Ticks may often be hidden in difficult-to-find places, including the hair and groin. Neglecting to complete a thorough skin examination, particularly in endemic areas during high tick season, may subject patients to unnecessary and invasive testing and treatments, in addition to the potential for respiratory failure.
4. ?I had a strong suspicion that my patient had a tick-borne illness, but I wanted to be sure, so I waited for the confirmatory tests to result before starting her on an antimicrobial.?
For most tick-borne illnesses, confirmatory testing may take days or weeks to result. In patients with a consistent history, examination, and preliminary laboratory findings, empiric treatment may be started while test results are pending. In particular, delayed treatment with doxycycline is associated with a higher mortality rate for RMSF. Untreated, RMSF has a case fatality rate of 10% to 25%.
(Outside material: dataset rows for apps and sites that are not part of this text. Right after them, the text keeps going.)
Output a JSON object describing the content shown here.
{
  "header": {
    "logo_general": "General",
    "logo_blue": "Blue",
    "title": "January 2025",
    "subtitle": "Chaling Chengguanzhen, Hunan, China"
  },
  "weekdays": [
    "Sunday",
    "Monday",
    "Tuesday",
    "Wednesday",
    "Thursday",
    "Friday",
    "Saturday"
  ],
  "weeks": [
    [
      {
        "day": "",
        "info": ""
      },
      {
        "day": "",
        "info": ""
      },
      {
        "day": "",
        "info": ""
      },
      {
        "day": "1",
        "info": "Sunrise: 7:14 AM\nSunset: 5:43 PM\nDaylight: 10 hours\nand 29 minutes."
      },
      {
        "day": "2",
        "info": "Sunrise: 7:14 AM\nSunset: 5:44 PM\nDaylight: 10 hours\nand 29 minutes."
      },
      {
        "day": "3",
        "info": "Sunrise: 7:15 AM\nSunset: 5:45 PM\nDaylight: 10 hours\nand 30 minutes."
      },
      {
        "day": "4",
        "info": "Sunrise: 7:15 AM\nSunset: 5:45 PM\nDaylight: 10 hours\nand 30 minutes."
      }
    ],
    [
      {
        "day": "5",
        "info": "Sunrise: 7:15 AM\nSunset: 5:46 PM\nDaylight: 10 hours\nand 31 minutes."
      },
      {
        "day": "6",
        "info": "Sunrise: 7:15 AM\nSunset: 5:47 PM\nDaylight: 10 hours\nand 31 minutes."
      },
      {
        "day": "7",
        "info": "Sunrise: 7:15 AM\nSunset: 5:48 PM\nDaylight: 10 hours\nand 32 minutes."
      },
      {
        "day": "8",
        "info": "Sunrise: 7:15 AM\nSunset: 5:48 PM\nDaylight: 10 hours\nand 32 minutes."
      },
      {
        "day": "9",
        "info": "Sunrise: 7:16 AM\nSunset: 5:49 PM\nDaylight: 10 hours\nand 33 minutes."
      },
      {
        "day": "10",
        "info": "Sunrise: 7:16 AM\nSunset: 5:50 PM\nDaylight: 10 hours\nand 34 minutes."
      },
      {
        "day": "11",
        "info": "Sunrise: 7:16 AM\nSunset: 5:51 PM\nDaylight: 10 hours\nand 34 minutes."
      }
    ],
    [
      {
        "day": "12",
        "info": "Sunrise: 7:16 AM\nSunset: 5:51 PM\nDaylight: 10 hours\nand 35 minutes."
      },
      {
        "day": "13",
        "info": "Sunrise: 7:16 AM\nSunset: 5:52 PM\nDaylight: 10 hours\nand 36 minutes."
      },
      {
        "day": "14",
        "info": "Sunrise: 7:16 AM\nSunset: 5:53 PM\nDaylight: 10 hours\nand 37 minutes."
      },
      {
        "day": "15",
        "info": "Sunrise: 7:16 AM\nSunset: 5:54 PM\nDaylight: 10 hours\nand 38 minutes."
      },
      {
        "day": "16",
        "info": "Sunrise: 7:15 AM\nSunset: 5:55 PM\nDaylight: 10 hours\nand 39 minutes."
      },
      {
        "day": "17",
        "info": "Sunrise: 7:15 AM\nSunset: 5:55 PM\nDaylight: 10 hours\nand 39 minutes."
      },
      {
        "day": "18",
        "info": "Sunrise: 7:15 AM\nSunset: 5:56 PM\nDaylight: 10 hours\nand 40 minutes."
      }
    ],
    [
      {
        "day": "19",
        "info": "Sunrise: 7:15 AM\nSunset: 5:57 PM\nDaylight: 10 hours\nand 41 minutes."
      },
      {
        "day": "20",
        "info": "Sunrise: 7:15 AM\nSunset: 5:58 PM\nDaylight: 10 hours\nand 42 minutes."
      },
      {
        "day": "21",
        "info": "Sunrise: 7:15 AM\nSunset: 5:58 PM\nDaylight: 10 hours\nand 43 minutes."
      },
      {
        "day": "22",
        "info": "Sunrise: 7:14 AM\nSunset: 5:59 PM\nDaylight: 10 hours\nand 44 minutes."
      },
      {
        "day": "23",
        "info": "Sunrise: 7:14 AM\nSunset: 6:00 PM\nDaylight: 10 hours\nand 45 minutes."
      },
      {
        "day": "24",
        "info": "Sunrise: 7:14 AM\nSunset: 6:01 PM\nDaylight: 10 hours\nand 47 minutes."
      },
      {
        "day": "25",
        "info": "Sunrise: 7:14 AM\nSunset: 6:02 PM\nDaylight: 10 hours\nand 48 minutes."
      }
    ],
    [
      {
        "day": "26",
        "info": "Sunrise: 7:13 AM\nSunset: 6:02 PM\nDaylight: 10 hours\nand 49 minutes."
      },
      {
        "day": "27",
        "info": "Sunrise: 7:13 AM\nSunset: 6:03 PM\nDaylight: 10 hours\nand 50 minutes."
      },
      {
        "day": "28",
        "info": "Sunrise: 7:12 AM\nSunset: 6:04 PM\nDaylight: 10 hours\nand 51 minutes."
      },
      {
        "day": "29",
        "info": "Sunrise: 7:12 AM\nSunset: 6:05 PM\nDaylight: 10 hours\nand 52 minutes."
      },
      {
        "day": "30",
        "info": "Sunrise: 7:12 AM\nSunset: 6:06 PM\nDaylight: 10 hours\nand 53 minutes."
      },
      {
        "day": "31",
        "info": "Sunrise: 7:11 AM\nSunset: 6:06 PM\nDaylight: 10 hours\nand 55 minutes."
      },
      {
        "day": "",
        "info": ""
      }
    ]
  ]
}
5. ?I treated my 5-year-old patient with Rocky Mountain spotted fever with chloramphenicol because of the risk of teeth-staining with doxycycline.?
Unless a patient has an anaphylactic reaction to doxycycline, the treatment of choice for patients with a rickettsial disease is doxycycline, regardless of age. In a survey study of clinical practitioners, 80% of practitioners correctly identified doxycycline as treatment for RMSF in children aged > 8 years, while only 35% chose doxycycline for children aged < 8 years. This is similar to findings from other studies.
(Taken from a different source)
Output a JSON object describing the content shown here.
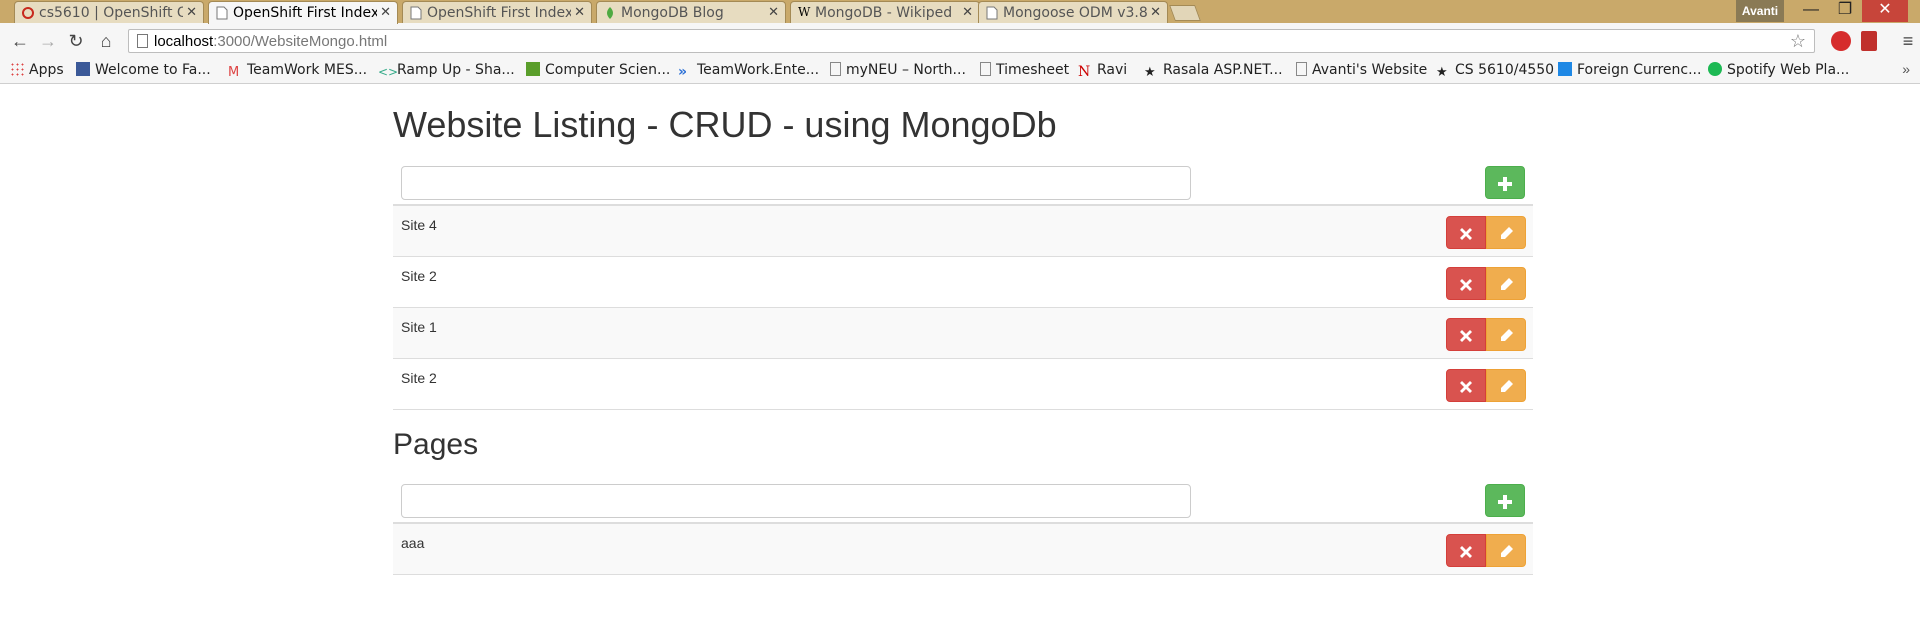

6. ?I strongly suspected my patient had Lyme arthritis, so I didn?t need to cover for other etiologies.?
Tick-borne illnesses often mimic other serious diseases. Of these, bacterial meningitis, septic joint, and sepsis are among the diseases with higher morbidity. Given that the testing for tick-borne diseases takes time to result, in severely ill patients, treatment for both tick-borne illnesses and other bacterial infections should be started until confirmatory testing is completed.
7. ?Most patients already know how to prevent tick bites, so I don?t need to counsel them.?
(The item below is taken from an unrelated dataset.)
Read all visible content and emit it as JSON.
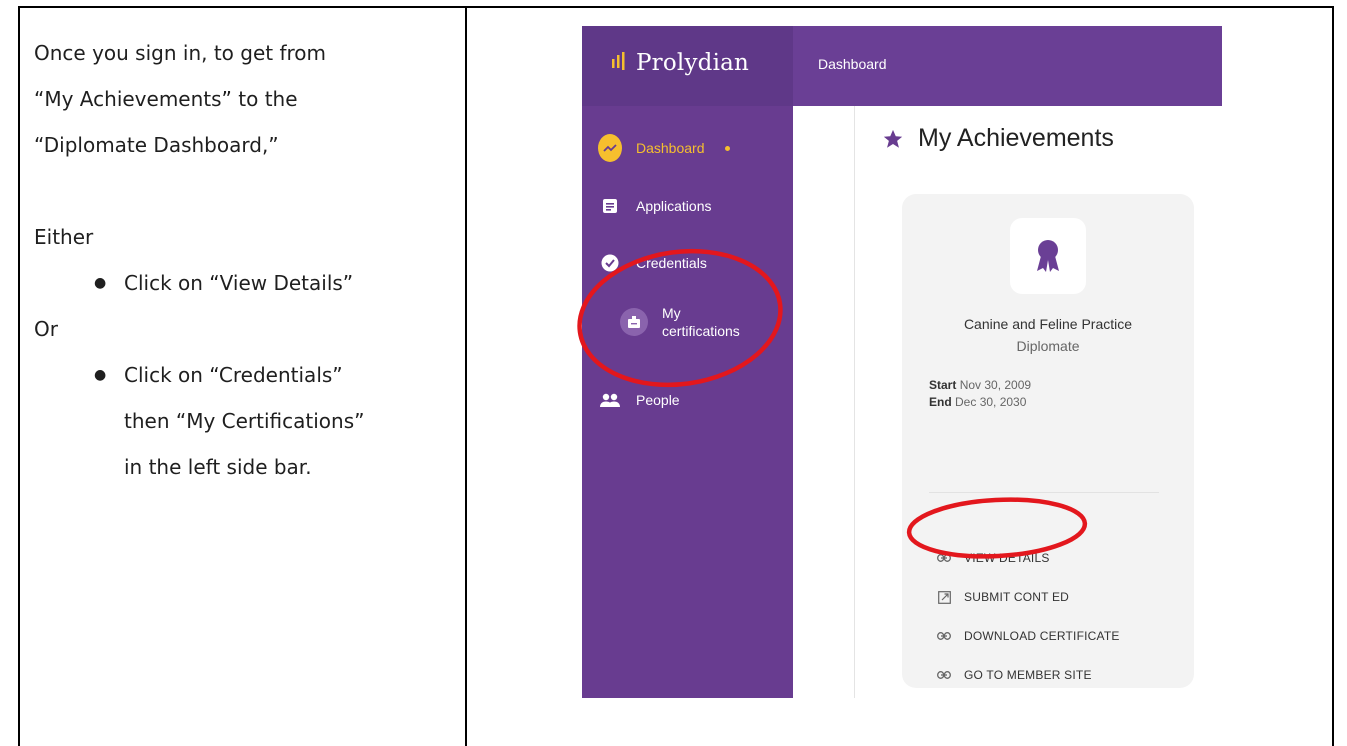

Preventive behaviors can be effective means to decrease the incidence of tick-borne diseases. Checking for ticks within 36 hours of potential exposure and bathing within 2 hours of spending time outdoors have been shown to be protective against Lyme disease. Other recommendations include wearing protective clothing and applying tick repellent, though the studies are mixed on the effectiveness of these preventive measures.
8. ?I suspect my patient has Rocky Mountain spotted fever, but he doesn’t have a petechial rash, so that can’t be the diagnosis.?
Petechial rash may not develop in all patients, and a small percentage of patients will not develop a rash. Some studies report as many as 95% of patients will develop a rash, though a retrospective study in Arizona reported lower rates, with only 68% of confirmed cases having had a rash. Of those that do develop a rash, up to 60% may not become petechial.
9. ?The patient has a dog, but no other risk factors, so a tick-borne illness is unlikely.?
Household pets, and dogs in particular, can be a significant risk factor for tick exposure in endemic areas. Dogs may pick up ticks more easily or be more likely to play in areas with tall grass, bringing ticks into the home as a source of exposure. Contact with dogs is associated with exposure to ticks and cases of tick-borne illness. Preventive measures, such as frequently examining dogs for ticks and use of tick repellent on pets, are recommended to decrease this exposure.
10. ?I?m not in a high-risk area, so I don?t need to consider tick-borne illnesses in my differential.?
While there are areas that are highly endemic for certain diseases, tick-borne illnesses have been reported in all of the contiguous 48 states. A thorough travel history is critical to identifying possible tick exposures, as cases acquired during travel to endemic areas may be easily missed. Patients may also be exposed during international travel. Excluding a specific disease based solely on geographic location may delay diagnosis and increase the risk of developing complications.
Need more information on the topic? Check out the Tick-Borne Illnesses: Identification and Management in the Emergency Department (Pharmacology CME) issue of Pediatric Emergency Practice.
Last Updated on January 25, 2023